# SUPPLIED MATERIAL
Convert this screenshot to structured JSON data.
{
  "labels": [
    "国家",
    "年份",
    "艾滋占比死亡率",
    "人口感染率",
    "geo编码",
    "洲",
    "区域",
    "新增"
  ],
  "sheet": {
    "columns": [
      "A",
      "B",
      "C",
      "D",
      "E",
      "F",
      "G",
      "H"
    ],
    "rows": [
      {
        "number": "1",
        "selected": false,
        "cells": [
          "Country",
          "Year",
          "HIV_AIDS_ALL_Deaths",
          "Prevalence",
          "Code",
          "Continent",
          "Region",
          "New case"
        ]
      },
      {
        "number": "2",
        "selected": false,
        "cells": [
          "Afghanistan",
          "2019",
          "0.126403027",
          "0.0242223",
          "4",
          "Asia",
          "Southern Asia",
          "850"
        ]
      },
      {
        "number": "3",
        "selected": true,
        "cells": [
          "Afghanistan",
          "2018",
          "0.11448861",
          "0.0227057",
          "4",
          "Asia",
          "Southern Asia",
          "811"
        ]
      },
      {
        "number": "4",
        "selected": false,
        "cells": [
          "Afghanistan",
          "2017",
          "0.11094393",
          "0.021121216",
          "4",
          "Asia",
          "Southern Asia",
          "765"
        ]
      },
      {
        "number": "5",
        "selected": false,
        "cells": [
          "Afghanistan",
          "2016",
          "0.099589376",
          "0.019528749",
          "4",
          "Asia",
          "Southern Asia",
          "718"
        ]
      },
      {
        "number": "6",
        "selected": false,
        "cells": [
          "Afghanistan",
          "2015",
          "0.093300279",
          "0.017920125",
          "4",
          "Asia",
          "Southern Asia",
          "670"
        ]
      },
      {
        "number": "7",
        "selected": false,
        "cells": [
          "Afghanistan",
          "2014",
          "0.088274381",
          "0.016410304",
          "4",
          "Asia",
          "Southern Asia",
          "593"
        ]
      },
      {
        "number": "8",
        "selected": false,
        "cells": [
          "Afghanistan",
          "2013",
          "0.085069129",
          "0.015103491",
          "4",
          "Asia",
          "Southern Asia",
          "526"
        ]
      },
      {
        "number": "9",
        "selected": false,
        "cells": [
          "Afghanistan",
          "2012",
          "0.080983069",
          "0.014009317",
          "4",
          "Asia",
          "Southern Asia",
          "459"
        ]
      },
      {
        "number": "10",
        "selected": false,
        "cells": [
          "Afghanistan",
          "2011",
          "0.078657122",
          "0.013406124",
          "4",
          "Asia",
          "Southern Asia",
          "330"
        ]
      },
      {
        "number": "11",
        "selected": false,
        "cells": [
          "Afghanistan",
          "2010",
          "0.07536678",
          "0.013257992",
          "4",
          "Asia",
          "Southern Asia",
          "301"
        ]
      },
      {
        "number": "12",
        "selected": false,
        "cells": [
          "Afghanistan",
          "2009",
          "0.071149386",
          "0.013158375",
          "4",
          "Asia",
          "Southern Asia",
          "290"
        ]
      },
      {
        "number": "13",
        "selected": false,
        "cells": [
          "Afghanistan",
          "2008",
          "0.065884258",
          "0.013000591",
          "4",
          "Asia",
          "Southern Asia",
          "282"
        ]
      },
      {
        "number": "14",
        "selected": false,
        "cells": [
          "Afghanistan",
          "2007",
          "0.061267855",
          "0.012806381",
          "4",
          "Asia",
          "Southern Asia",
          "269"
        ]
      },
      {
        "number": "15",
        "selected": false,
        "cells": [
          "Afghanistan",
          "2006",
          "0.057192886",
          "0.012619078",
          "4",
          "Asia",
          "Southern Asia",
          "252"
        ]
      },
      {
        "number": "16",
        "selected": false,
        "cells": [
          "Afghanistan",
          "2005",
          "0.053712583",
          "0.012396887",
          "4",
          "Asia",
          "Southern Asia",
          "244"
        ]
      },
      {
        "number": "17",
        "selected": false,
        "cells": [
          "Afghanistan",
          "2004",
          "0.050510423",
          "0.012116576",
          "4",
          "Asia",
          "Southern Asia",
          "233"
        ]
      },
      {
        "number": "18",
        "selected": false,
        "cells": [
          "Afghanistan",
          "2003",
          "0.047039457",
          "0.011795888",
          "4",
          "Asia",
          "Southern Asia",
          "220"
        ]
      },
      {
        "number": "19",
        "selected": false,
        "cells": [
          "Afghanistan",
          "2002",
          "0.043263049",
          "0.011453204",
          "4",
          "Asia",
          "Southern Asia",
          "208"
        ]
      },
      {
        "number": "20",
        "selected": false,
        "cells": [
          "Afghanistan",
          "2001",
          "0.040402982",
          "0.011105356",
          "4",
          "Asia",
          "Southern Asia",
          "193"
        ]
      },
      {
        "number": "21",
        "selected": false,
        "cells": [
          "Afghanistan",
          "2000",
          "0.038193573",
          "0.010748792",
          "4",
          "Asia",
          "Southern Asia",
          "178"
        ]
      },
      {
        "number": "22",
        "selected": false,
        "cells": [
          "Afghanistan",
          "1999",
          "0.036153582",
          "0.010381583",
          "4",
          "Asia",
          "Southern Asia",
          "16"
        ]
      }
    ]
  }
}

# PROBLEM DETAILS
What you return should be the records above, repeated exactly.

# SOLUTION FOR THIS TASK
Convert this screenshot to structured JSON data.
{
  "labels": [
    "国家",
    "年份",
    "艾滋占比死亡率",
    "人口感染率",
    "geo编码",
    "洲",
    "区域",
    "新增"
  ],
  "sheet": {
    "columns": [
      "A",
      "B",
      "C",
      "D",
      "E",
      "F",
      "G",
      "H"
    ],
    "rows": [
      {
        "number": "1",
        "selected": false,
        "cells": [
          "Country",
          "Year",
          "HIV_AIDS_ALL_Deaths",
          "Prevalence",
          "Code",
          "Continent",
          "Region",
          "New case"
        ]
      },
      {
        "number": "2",
        "selected": false,
        "cells": [
          "Afghanistan",
          "2019",
          "0.126403027",
          "0.0242223",
          "4",
          "Asia",
          "Southern Asia",
          "850"
        ]
      },
      {
        "number": "3",
        "selected": true,
        "cells": [
          "Afghanistan",
          "2018",
          "0.11448861",
          "0.0227057",
          "4",
          "Asia",
          "Southern Asia",
          "811"
        ]
      },
      {
        "number": "4",
        "selected": false,
        "cells": [
          "Afghanistan",
          "2017",
          "0.11094393",
          "0.021121216",
          "4",
          "Asia",
          "Southern Asia",
          "765"
        ]
      },
      {
        "number": "5",
        "selected": false,
        "cells": [
          "Afghanistan",
          "2016",
          "0.099589376",
          "0.019528749",
          "4",
          "Asia",
          "Southern Asia",
          "718"
        ]
      },
      {
        "number": "6",
        "selected": false,
        "cells": [
          "Afghanistan",
          "2015",
          "0.093300279",
          "0.017920125",
          "4",
          "Asia",
          "Southern Asia",
          "670"
        ]
      },
      {
        "number": "7",
        "selected": false,
        "cells": [
          "Afghanistan",
          "2014",
          "0.088274381",
          "0.016410304",
          "4",
          "Asia",
          "Southern Asia",
          "593"
        ]
      },
      {
        "number": "8",
        "selected": false,
        "cells": [
          "Afghanistan",
          "2013",
          "0.085069129",
          "0.015103491",
          "4",
          "Asia",
          "Southern Asia",
          "526"
        ]
      },
      {
        "number": "9",
        "selected": false,
        "cells": [
          "Afghanistan",
          "2012",
          "0.080983069",
          "0.014009317",
          "4",
          "Asia",
          "Southern Asia",
          "459"
        ]
      },
      {
        "number": "10",
        "selected": false,
        "cells": [
          "Afghanistan",
          "2011",
          "0.078657122",
          "0.013406124",
          "4",
          "Asia",
          "Southern Asia",
          "330"
        ]
      },
      {
        "number": "11",
        "selected": false,
        "cells": [
          "Afghanistan",
          "2010",
          "0.07536678",
          "0.013257992",
          "4",
          "Asia",
          "Southern Asia",
          "301"
        ]
      },
      {
        "number": "12",
        "selected": false,
        "cells": [
          "Afghanistan",
          "2009",
          "0.071149386",
          "0.013158375",
          "4",
          "Asia",
          "Southern Asia",
          "290"
        ]
      },
      {
        "number": "13",
        "selected": false,
        "cells": [
          "Afghanistan",
          "2008",
          "0.065884258",
          "0.013000591",
          "4",
          "Asia",
          "Southern Asia",
          "282"
        ]
      },
      {
        "number": "14",
        "selected": false,
        "cells": [
          "Afghanistan",
          "2007",
          "0.061267855",
          "0.012806381",
          "4",
          "Asia",
          "Southern Asia",
          "269"
        ]
      },
      {
        "number": "15",
        "selected": false,
        "cells": [
          "Afghanistan",
          "2006",
          "0.057192886",
          "0.012619078",
          "4",
          "Asia",
          "Southern Asia",
          "252"
        ]
      },
      {
        "number": "16",
        "selected": false,
        "cells": [
          "Afghanistan",
          "2005",
          "0.053712583",
          "0.012396887",
          "4",
          "Asia",
          "Southern Asia",
          "244"
        ]
      },
      {
        "number": "17",
        "selected": false,
        "cells": [
          "Afghanistan",
          "2004",
          "0.050510423",
          "0.012116576",
          "4",
          "Asia",
          "Southern Asia",
          "233"
        ]
      },
      {
        "number": "18",
        "selected": false,
        "cells": [
          "Afghanistan",
          "2003",
          "0.047039457",
          "0.011795888",
          "4",
          "Asia",
          "Southern Asia",
          "220"
        ]
      },
      {
        "number": "19",
        "selected": false,
        "cells": [
          "Afghanistan",
          "2002",
          "0.043263049",
          "0.011453204",
          "4",
          "Asia",
          "Southern Asia",
          "208"
        ]
      },
      {
        "number": "20",
        "selected": false,
        "cells": [
          "Afghanistan",
          "2001",
          "0.040402982",
          "0.011105356",
          "4",
          "Asia",
          "Southern Asia",
          "193"
        ]
      },
      {
        "number": "21",
        "selected": false,
        "cells": [
          "Afghanistan",
          "2000",
          "0.038193573",
          "0.010748792",
          "4",
          "Asia",
          "Southern Asia",
          "178"
        ]
      },
      {
        "number": "22",
        "selected": false,
        "cells": [
          "Afghanistan",
          "1999",
          "0.036153582",
          "0.010381583",
          "4",
          "Asia",
          "Southern Asia",
          "16"
        ]
      }
    ]
  }
}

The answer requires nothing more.